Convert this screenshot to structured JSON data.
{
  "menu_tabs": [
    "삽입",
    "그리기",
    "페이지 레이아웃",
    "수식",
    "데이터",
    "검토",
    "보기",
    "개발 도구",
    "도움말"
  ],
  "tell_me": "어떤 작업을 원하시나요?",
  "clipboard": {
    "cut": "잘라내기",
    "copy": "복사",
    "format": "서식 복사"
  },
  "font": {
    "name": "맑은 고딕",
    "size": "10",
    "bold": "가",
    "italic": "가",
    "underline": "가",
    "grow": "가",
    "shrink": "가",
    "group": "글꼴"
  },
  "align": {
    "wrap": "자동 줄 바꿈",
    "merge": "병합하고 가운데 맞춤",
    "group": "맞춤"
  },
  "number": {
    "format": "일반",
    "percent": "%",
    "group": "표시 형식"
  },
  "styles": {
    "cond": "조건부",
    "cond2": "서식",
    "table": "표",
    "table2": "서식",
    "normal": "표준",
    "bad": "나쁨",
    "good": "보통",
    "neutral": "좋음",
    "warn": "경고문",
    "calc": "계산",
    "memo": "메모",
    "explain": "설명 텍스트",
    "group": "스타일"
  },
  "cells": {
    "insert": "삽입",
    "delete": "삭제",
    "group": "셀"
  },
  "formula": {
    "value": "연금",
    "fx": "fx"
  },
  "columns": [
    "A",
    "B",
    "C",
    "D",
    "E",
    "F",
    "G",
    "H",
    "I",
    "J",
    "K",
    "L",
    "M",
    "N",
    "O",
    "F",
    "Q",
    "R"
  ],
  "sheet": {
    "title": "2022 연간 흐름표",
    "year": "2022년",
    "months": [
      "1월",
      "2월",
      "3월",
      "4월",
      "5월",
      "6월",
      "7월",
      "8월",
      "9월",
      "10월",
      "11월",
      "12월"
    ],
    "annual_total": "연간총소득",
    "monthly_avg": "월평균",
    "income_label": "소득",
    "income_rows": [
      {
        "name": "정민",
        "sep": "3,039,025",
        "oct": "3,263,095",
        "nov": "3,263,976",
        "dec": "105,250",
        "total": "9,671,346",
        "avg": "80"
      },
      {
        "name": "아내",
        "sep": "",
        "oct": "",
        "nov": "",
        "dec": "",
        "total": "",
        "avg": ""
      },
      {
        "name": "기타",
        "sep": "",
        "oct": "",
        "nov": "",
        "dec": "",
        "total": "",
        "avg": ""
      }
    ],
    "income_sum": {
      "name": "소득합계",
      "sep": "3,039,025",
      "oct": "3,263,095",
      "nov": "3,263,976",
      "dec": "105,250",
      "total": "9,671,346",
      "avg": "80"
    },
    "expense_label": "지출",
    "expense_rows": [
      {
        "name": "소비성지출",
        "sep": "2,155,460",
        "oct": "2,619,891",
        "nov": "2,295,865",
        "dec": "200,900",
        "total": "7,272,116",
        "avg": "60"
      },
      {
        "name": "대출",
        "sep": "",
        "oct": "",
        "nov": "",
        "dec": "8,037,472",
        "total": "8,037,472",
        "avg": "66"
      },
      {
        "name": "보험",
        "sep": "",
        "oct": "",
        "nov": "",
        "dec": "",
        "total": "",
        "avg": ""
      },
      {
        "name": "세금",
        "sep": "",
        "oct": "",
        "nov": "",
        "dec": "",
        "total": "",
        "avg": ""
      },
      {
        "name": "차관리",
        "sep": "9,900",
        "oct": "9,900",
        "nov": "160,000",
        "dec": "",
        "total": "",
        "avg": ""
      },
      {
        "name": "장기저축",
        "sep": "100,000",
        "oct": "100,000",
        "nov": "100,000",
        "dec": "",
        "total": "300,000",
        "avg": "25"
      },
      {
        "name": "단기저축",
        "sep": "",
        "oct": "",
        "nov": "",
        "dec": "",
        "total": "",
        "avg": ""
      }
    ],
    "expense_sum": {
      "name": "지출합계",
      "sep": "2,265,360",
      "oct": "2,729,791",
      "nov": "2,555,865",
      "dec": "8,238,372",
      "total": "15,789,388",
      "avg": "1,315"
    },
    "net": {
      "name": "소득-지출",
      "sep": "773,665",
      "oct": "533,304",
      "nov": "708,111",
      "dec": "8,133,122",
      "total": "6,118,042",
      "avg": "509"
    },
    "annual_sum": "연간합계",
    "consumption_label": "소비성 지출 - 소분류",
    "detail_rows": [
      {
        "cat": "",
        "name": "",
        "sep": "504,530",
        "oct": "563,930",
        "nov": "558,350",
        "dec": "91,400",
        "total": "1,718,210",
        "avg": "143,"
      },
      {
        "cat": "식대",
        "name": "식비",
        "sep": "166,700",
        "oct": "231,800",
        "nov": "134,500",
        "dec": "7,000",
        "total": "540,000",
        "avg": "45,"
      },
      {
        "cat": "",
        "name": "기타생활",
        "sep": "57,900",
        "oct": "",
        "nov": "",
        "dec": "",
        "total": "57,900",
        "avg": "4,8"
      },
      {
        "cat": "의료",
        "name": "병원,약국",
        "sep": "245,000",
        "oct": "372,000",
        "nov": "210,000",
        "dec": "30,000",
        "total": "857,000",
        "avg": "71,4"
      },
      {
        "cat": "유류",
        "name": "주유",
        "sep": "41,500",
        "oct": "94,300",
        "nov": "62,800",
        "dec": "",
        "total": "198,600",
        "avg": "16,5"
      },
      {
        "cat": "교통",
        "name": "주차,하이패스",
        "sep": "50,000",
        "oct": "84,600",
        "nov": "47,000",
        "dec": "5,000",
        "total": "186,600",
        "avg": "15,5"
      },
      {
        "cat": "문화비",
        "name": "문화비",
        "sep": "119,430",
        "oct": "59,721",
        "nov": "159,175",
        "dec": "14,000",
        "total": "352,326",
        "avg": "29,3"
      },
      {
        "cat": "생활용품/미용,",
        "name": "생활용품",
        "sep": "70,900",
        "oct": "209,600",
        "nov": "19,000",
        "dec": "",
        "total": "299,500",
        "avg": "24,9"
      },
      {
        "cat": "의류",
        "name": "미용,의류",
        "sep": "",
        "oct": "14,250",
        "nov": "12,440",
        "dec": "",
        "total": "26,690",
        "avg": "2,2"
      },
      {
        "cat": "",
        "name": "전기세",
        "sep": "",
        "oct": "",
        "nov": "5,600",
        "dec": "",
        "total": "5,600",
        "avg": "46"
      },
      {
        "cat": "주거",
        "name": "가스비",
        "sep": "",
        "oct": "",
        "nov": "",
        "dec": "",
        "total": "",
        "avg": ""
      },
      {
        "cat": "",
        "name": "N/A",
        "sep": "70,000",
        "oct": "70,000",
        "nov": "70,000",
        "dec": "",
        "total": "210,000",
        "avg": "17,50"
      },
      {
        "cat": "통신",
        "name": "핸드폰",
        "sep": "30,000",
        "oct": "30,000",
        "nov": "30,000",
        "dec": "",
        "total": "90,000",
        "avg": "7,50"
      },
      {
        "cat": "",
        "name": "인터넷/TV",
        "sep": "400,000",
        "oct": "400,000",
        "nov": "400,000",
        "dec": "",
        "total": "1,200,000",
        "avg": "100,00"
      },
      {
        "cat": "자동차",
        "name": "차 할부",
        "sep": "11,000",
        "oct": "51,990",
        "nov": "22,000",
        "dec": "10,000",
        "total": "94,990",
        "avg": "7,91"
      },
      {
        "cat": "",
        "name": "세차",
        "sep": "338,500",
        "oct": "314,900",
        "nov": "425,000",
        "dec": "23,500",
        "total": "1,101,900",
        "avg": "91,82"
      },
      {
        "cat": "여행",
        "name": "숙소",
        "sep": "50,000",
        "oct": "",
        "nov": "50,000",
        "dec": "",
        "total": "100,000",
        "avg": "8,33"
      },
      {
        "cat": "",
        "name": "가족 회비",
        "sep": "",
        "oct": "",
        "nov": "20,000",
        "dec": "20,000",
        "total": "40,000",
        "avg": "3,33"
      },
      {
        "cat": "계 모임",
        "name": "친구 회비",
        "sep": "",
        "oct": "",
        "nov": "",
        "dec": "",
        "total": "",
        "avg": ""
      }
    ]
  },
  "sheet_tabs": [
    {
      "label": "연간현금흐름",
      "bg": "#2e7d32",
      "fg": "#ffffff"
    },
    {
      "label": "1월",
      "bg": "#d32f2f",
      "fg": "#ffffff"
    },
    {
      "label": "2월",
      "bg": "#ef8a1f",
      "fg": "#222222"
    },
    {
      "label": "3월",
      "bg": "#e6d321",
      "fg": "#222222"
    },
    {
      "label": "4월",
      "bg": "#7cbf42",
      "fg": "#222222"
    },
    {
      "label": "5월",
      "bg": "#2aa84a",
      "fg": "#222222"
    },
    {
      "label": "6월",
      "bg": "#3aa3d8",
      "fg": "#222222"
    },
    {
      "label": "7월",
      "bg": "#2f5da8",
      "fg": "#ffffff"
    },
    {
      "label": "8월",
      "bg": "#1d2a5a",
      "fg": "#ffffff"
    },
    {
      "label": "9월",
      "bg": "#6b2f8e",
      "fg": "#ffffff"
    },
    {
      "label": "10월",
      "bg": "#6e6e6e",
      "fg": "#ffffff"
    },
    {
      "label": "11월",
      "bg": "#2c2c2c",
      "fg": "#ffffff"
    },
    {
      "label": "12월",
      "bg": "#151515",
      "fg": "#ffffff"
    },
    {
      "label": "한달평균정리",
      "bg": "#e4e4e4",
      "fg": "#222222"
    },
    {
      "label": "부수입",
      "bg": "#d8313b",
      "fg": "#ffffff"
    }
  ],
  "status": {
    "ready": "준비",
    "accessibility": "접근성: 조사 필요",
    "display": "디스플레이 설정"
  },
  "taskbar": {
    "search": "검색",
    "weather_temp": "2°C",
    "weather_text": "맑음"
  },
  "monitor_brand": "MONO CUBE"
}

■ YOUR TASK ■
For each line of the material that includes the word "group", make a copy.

■ ANSWER FOR THIS EXERCISE ■
    "group": "글꼴"
    "group": "맞춤"
    "group": "표시 형식"
    "group": "스타일"
    "group": "셀"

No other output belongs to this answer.